→ Requirement
The whole listing below should be printed again exactly, with no images.
§ §
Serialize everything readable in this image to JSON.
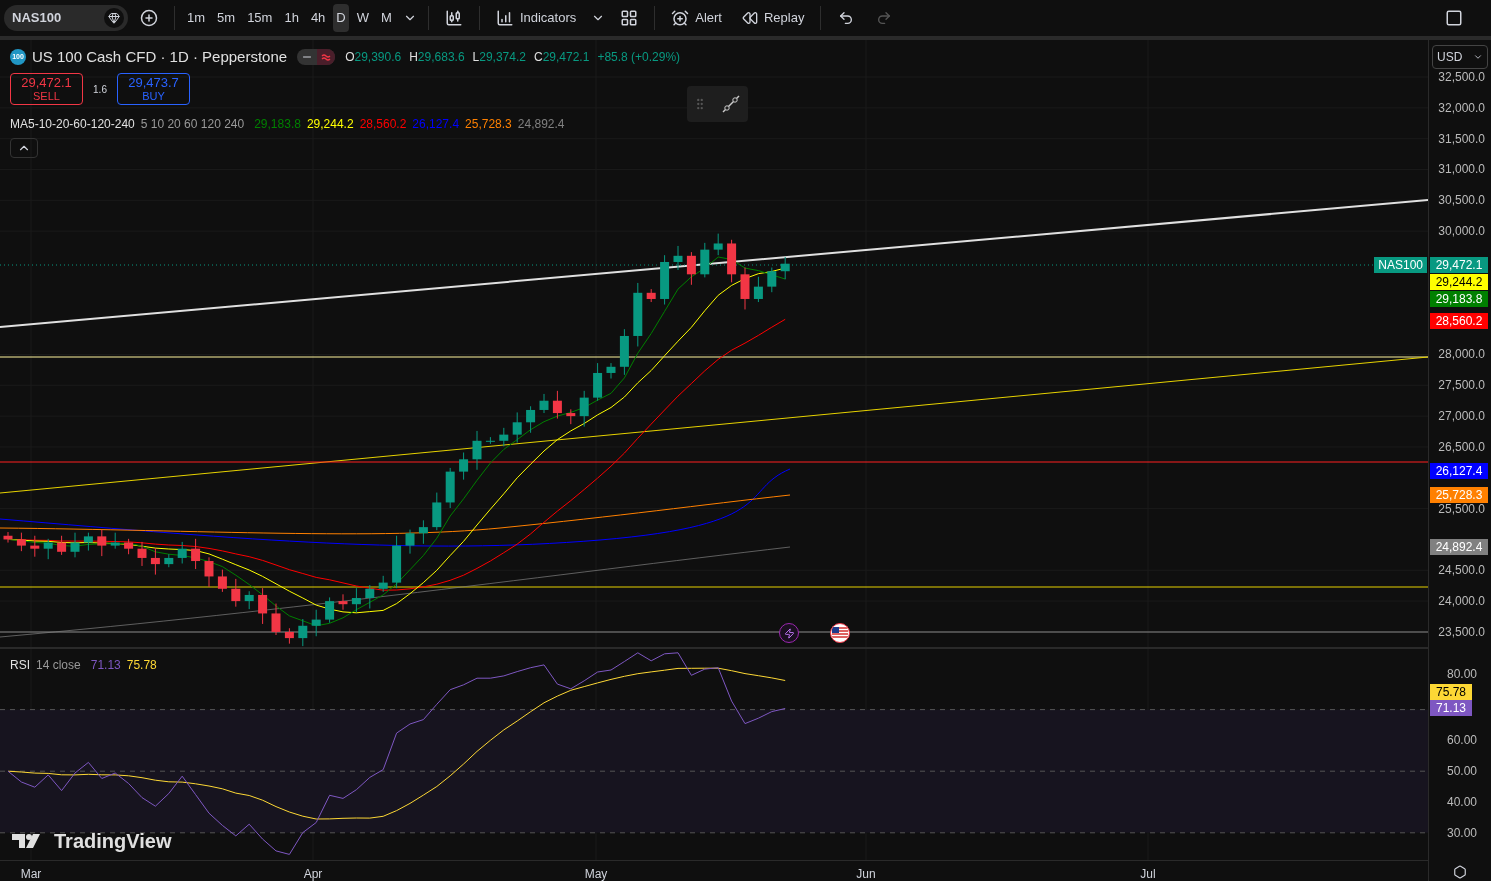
{
  "toolbar": {
    "symbol": "NAS100",
    "intervals": [
      {
        "label": "1m",
        "selected": false
      },
      {
        "label": "5m",
        "selected": false
      },
      {
        "label": "15m",
        "selected": false
      },
      {
        "label": "1h",
        "selected": false
      },
      {
        "label": "4h",
        "selected": false
      },
      {
        "label": "D",
        "selected": true
      },
      {
        "label": "W",
        "selected": false
      },
      {
        "label": "M",
        "selected": false
      }
    ],
    "indicators_label": "Indicators",
    "alert_label": "Alert",
    "replay_label": "Replay"
  },
  "legend": {
    "exchange_badge": "100",
    "title": "US 100 Cash CFD · 1D · Pepperstone",
    "ohlc": [
      {
        "key": "O",
        "value": "29,390.6"
      },
      {
        "key": "H",
        "value": "29,683.6"
      },
      {
        "key": "L",
        "value": "29,374.2"
      },
      {
        "key": "C",
        "value": "29,472.1"
      }
    ],
    "change": "+85.8 (+0.29%)"
  },
  "trade": {
    "sell": {
      "price": "29,472.1",
      "label": "SELL"
    },
    "spread": "1.6",
    "buy": {
      "price": "29,473.7",
      "label": "BUY"
    }
  },
  "ma_legend": {
    "name": "MA5-10-20-60-120-240",
    "params": "5 10 20 60 120 240",
    "values": [
      {
        "value": "29,183.8",
        "color": "#008000"
      },
      {
        "value": "29,244.2",
        "color": "#ffff00"
      },
      {
        "value": "28,560.2",
        "color": "#ff0000"
      },
      {
        "value": "26,127.4",
        "color": "#0000ff"
      },
      {
        "value": "25,728.3",
        "color": "#ff8000"
      },
      {
        "value": "24,892.4",
        "color": "#808080"
      }
    ]
  },
  "price_axis": {
    "currency": "USD",
    "labels": [
      "32,500.0",
      "32,000.0",
      "31,500.0",
      "31,000.0",
      "30,500.0",
      "30,000.0",
      "28,000.0",
      "27,500.0",
      "27,000.0",
      "26,500.0",
      "25,500.0",
      "24,500.0",
      "24,000.0",
      "23,500.0"
    ],
    "symbol_tag": "NAS100",
    "badges": [
      {
        "value": "29,472.1",
        "color": "#089981"
      },
      {
        "value": "29,244.2",
        "color": "#ffff00"
      },
      {
        "value": "29,183.8",
        "color": "#008000"
      },
      {
        "value": "28,560.2",
        "color": "#ff0000"
      },
      {
        "value": "26,127.4",
        "color": "#0000ff"
      },
      {
        "value": "25,728.3",
        "color": "#ff8000"
      },
      {
        "value": "24,892.4",
        "color": "#808080"
      }
    ]
  },
  "rsi": {
    "name": "RSI",
    "params": "14 close",
    "values": [
      {
        "value": "71.13",
        "color": "#7e57c2"
      },
      {
        "value": "75.78",
        "color": "#fdd835"
      }
    ],
    "axis_labels": [
      "80.00",
      "60.00",
      "50.00",
      "40.00",
      "30.00"
    ],
    "badges": [
      {
        "value": "75.78",
        "color": "#fdd835"
      },
      {
        "value": "71.13",
        "color": "#7e57c2"
      }
    ]
  },
  "time_axis": {
    "labels": [
      "Mar",
      "Apr",
      "May",
      "Jun",
      "Jul"
    ]
  },
  "branding": {
    "logo_text": "TradingView"
  }
}
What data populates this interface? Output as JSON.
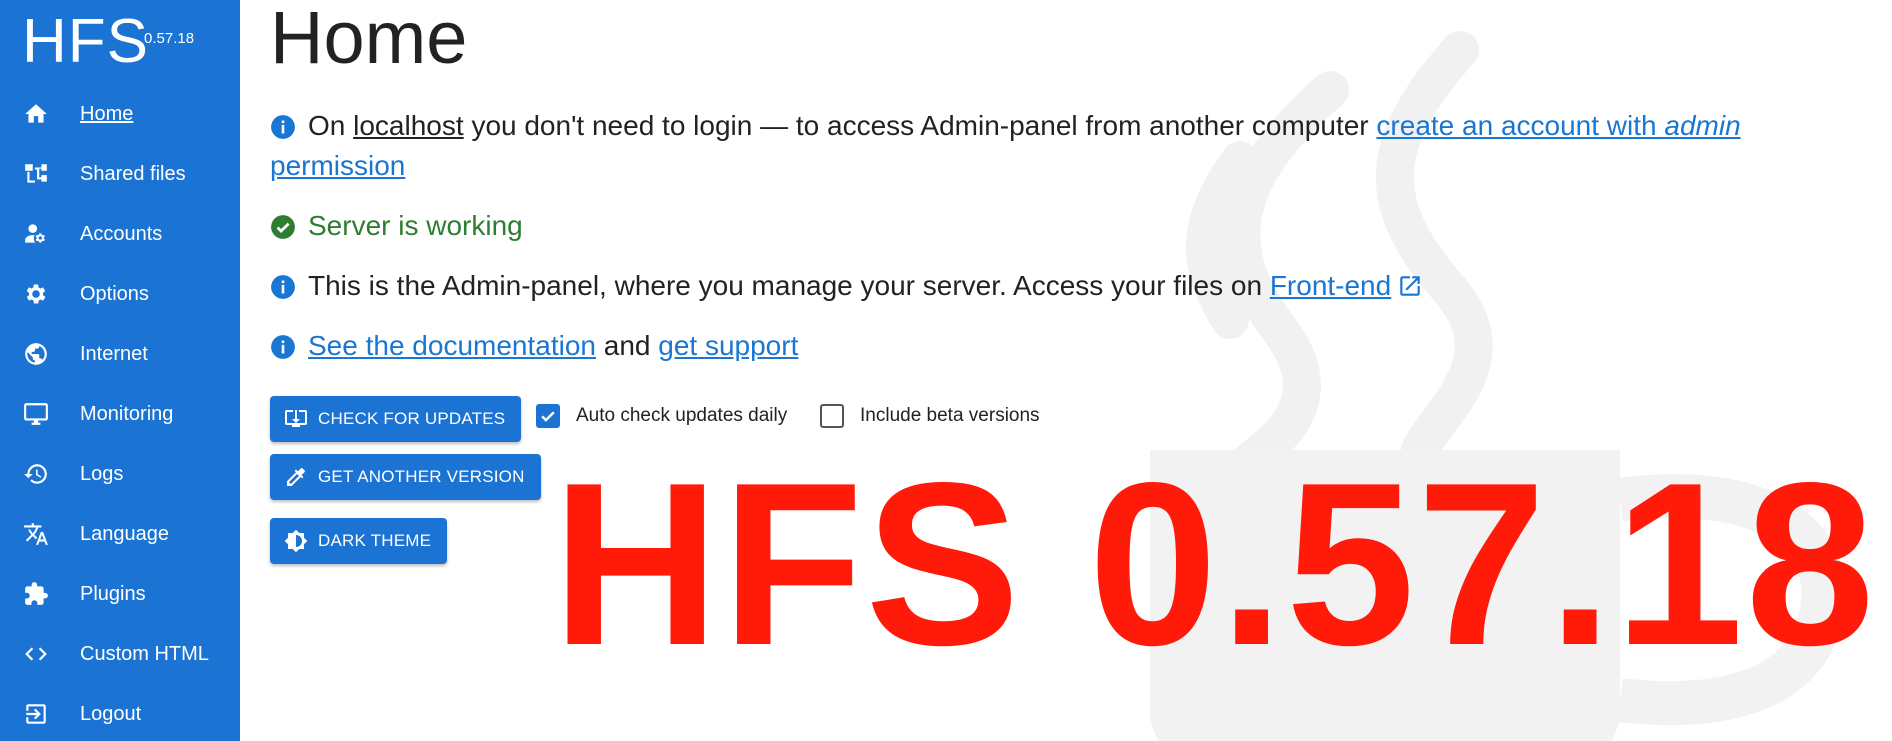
{
  "sidebar": {
    "brand": "HFS",
    "version": "0.57.18",
    "items": [
      {
        "label": "Home",
        "icon": "home-icon"
      },
      {
        "label": "Shared files",
        "icon": "folder-tree-icon"
      },
      {
        "label": "Accounts",
        "icon": "manage-accounts-icon"
      },
      {
        "label": "Options",
        "icon": "gear-icon"
      },
      {
        "label": "Internet",
        "icon": "globe-icon"
      },
      {
        "label": "Monitoring",
        "icon": "monitor-icon"
      },
      {
        "label": "Logs",
        "icon": "history-icon"
      },
      {
        "label": "Language",
        "icon": "translate-icon"
      },
      {
        "label": "Plugins",
        "icon": "puzzle-icon"
      },
      {
        "label": "Custom HTML",
        "icon": "code-icon"
      },
      {
        "label": "Logout",
        "icon": "logout-icon"
      }
    ]
  },
  "main": {
    "title": "Home",
    "login_notice": {
      "prefix": "On",
      "host": "localhost",
      "middle": "you don't need to login — to access Admin-panel from another computer",
      "link_start": "create an account with",
      "link_em": "admin",
      "link_end": "permission"
    },
    "status": "Server is working",
    "admin_notice": {
      "text": "This is the Admin-panel, where you manage your server. Access your files on",
      "link": "Front-end"
    },
    "docs": {
      "link1": "See the documentation",
      "and": "and",
      "link2": "get support"
    },
    "buttons": {
      "check_updates": "CHECK FOR UPDATES",
      "another_version": "GET ANOTHER VERSION",
      "dark_theme": "DARK THEME"
    },
    "checkboxes": {
      "auto_check": {
        "label": "Auto check updates daily",
        "checked": true
      },
      "beta": {
        "label": "Include beta versions",
        "checked": false
      }
    },
    "overlay_text": "HFS 0.57.18"
  },
  "colors": {
    "sidebar": "#1b73d3",
    "link": "#1976d2",
    "success": "#2e7d32",
    "overlay": "#ff1a0a"
  }
}
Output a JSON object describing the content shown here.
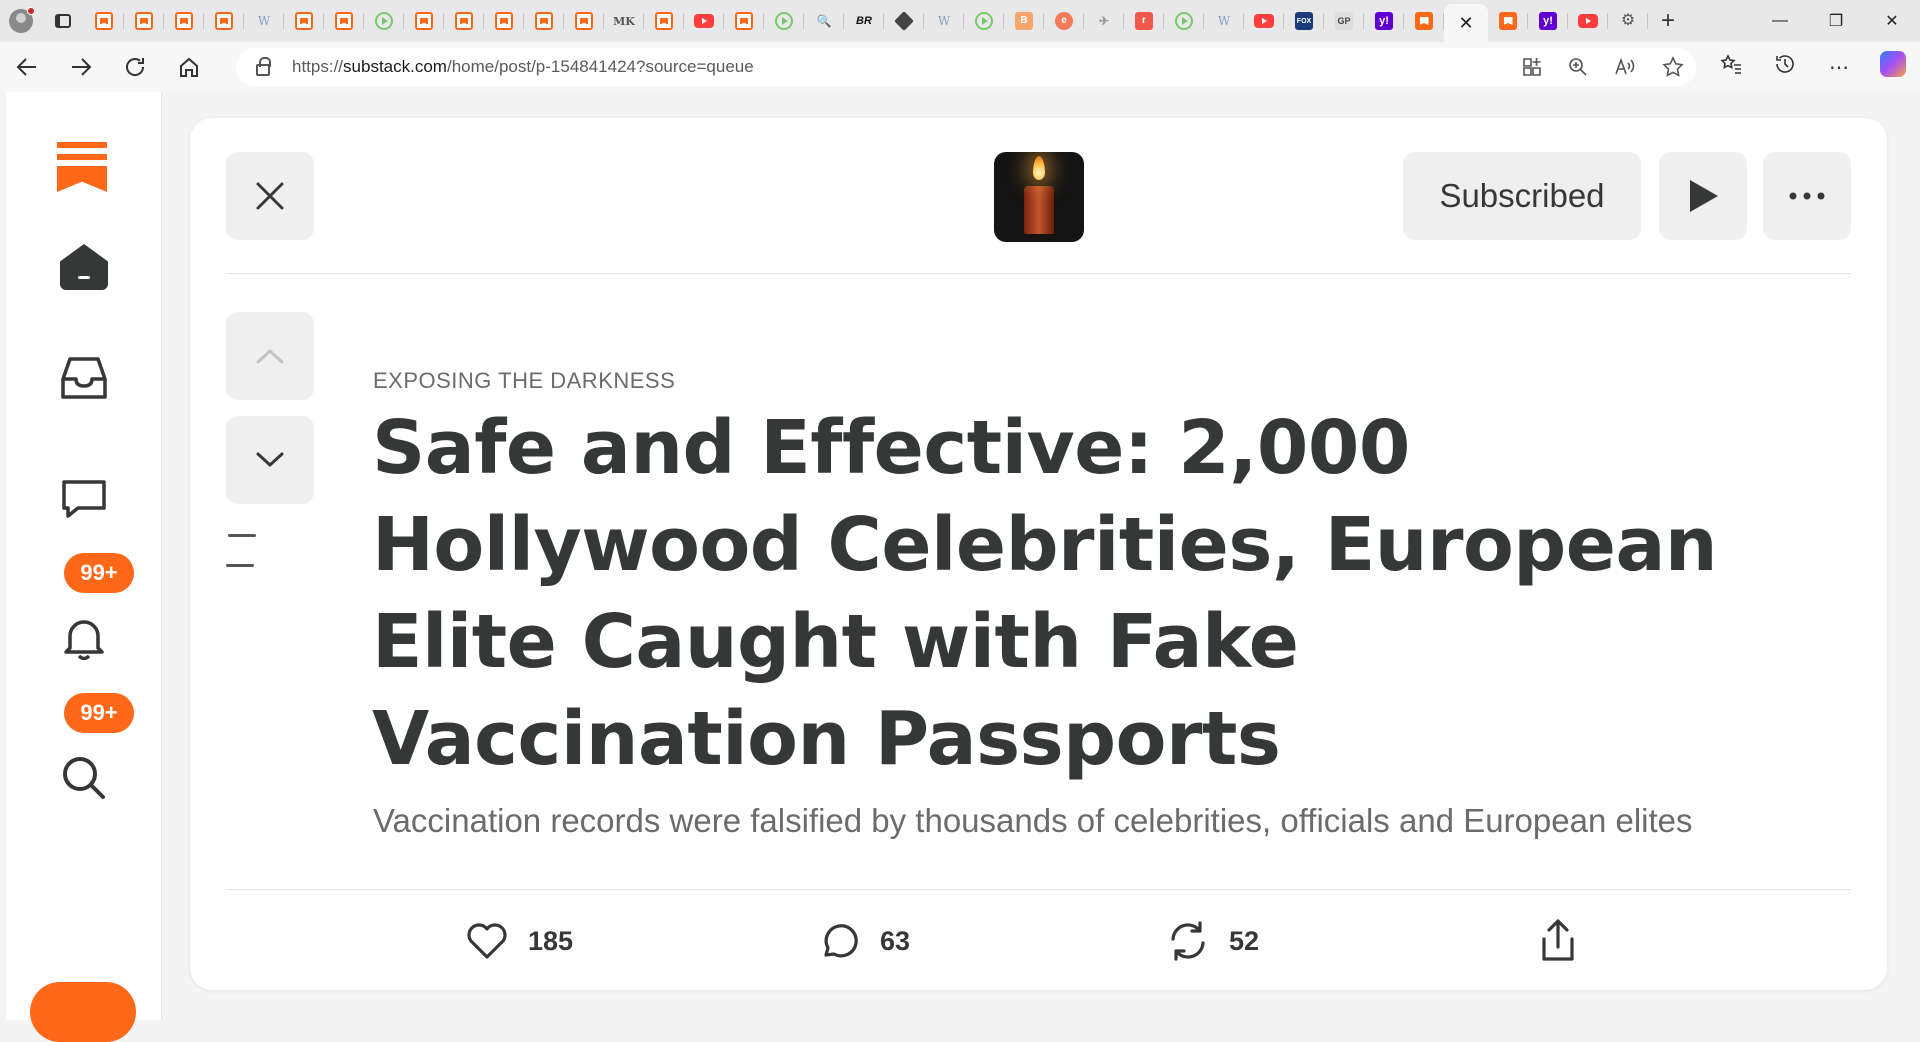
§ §
→ Solved problem
Serialize everything readable in this image to JSON.
{
  "toolbar": {
    "symbol": "NAS100",
    "intervals": [
      {
        "label": "1m",
        "selected": false
      },
      {
        "label": "5m",
        "selected": false
      },
      {
        "label": "15m",
        "selected": false
      },
      {
        "label": "1h",
        "selected": false
      },
      {
        "label": "4h",
        "selected": false
      },
      {
        "label": "D",
        "selected": true
      },
      {
        "label": "W",
        "selected": false
      },
      {
        "label": "M",
        "selected": false
      }
    ],
    "indicators_label": "Indicators",
    "alert_label": "Alert",
    "replay_label": "Replay"
  },
  "legend": {
    "exchange_badge": "100",
    "title": "US 100 Cash CFD · 1D · Pepperstone",
    "ohlc": [
      {
        "key": "O",
        "value": "29,390.6"
      },
      {
        "key": "H",
        "value": "29,683.6"
      },
      {
        "key": "L",
        "value": "29,374.2"
      },
      {
        "key": "C",
        "value": "29,472.1"
      }
    ],
    "change": "+85.8 (+0.29%)"
  },
  "trade": {
    "sell": {
      "price": "29,472.1",
      "label": "SELL"
    },
    "spread": "1.6",
    "buy": {
      "price": "29,473.7",
      "label": "BUY"
    }
  },
  "ma_legend": {
    "name": "MA5-10-20-60-120-240",
    "params": "5 10 20 60 120 240",
    "values": [
      {
        "value": "29,183.8",
        "color": "#008000"
      },
      {
        "value": "29,244.2",
        "color": "#ffff00"
      },
      {
        "value": "28,560.2",
        "color": "#ff0000"
      },
      {
        "value": "26,127.4",
        "color": "#0000ff"
      },
      {
        "value": "25,728.3",
        "color": "#ff8000"
      },
      {
        "value": "24,892.4",
        "color": "#808080"
      }
    ]
  },
  "price_axis": {
    "currency": "USD",
    "labels": [
      "32,500.0",
      "32,000.0",
      "31,500.0",
      "31,000.0",
      "30,500.0",
      "30,000.0",
      "28,000.0",
      "27,500.0",
      "27,000.0",
      "26,500.0",
      "25,500.0",
      "24,500.0",
      "24,000.0",
      "23,500.0"
    ],
    "symbol_tag": "NAS100",
    "badges": [
      {
        "value": "29,472.1",
        "color": "#089981"
      },
      {
        "value": "29,244.2",
        "color": "#ffff00"
      },
      {
        "value": "29,183.8",
        "color": "#008000"
      },
      {
        "value": "28,560.2",
        "color": "#ff0000"
      },
      {
        "value": "26,127.4",
        "color": "#0000ff"
      },
      {
        "value": "25,728.3",
        "color": "#ff8000"
      },
      {
        "value": "24,892.4",
        "color": "#808080"
      }
    ]
  },
  "rsi": {
    "name": "RSI",
    "params": "14 close",
    "values": [
      {
        "value": "71.13",
        "color": "#7e57c2"
      },
      {
        "value": "75.78",
        "color": "#fdd835"
      }
    ],
    "axis_labels": [
      "80.00",
      "60.00",
      "50.00",
      "40.00",
      "30.00"
    ],
    "badges": [
      {
        "value": "75.78",
        "color": "#fdd835"
      },
      {
        "value": "71.13",
        "color": "#7e57c2"
      }
    ]
  },
  "time_axis": {
    "labels": [
      "Mar",
      "Apr",
      "May",
      "Jun",
      "Jul"
    ]
  },
  "branding": {
    "logo_text": "TradingView"
  }
}
What data populates this interface? Output as JSON.
{
  "sidebar": {
    "brand": "HFS",
    "version": "0.57.18",
    "items": [
      {
        "label": "Home",
        "icon": "home-icon"
      },
      {
        "label": "Shared files",
        "icon": "folder-tree-icon"
      },
      {
        "label": "Accounts",
        "icon": "manage-accounts-icon"
      },
      {
        "label": "Options",
        "icon": "gear-icon"
      },
      {
        "label": "Internet",
        "icon": "globe-icon"
      },
      {
        "label": "Monitoring",
        "icon": "monitor-icon"
      },
      {
        "label": "Logs",
        "icon": "history-icon"
      },
      {
        "label": "Language",
        "icon": "translate-icon"
      },
      {
        "label": "Plugins",
        "icon": "puzzle-icon"
      },
      {
        "label": "Custom HTML",
        "icon": "code-icon"
      },
      {
        "label": "Logout",
        "icon": "logout-icon"
      }
    ]
  },
  "main": {
    "title": "Home",
    "login_notice": {
      "prefix": "On",
      "host": "localhost",
      "middle": "you don't need to login — to access Admin-panel from another computer",
      "link_start": "create an account with",
      "link_em": "admin",
      "link_end": "permission"
    },
    "status": "Server is working",
    "admin_notice": {
      "text": "This is the Admin-panel, where you manage your server. Access your files on",
      "link": "Front-end"
    },
    "docs": {
      "link1": "See the documentation",
      "and": "and",
      "link2": "get support"
    },
    "buttons": {
      "check_updates": "CHECK FOR UPDATES",
      "another_version": "GET ANOTHER VERSION",
      "dark_theme": "DARK THEME"
    },
    "checkboxes": {
      "auto_check": {
        "label": "Auto check updates daily",
        "checked": true
      },
      "beta": {
        "label": "Include beta versions",
        "checked": false
      }
    },
    "overlay_text": "HFS 0.57.18"
  },
  "colors": {
    "sidebar": "#1b73d3",
    "link": "#1976d2",
    "success": "#2e7d32",
    "overlay": "#ff1a0a"
  }
}
Output a JSON object describing the content shown here.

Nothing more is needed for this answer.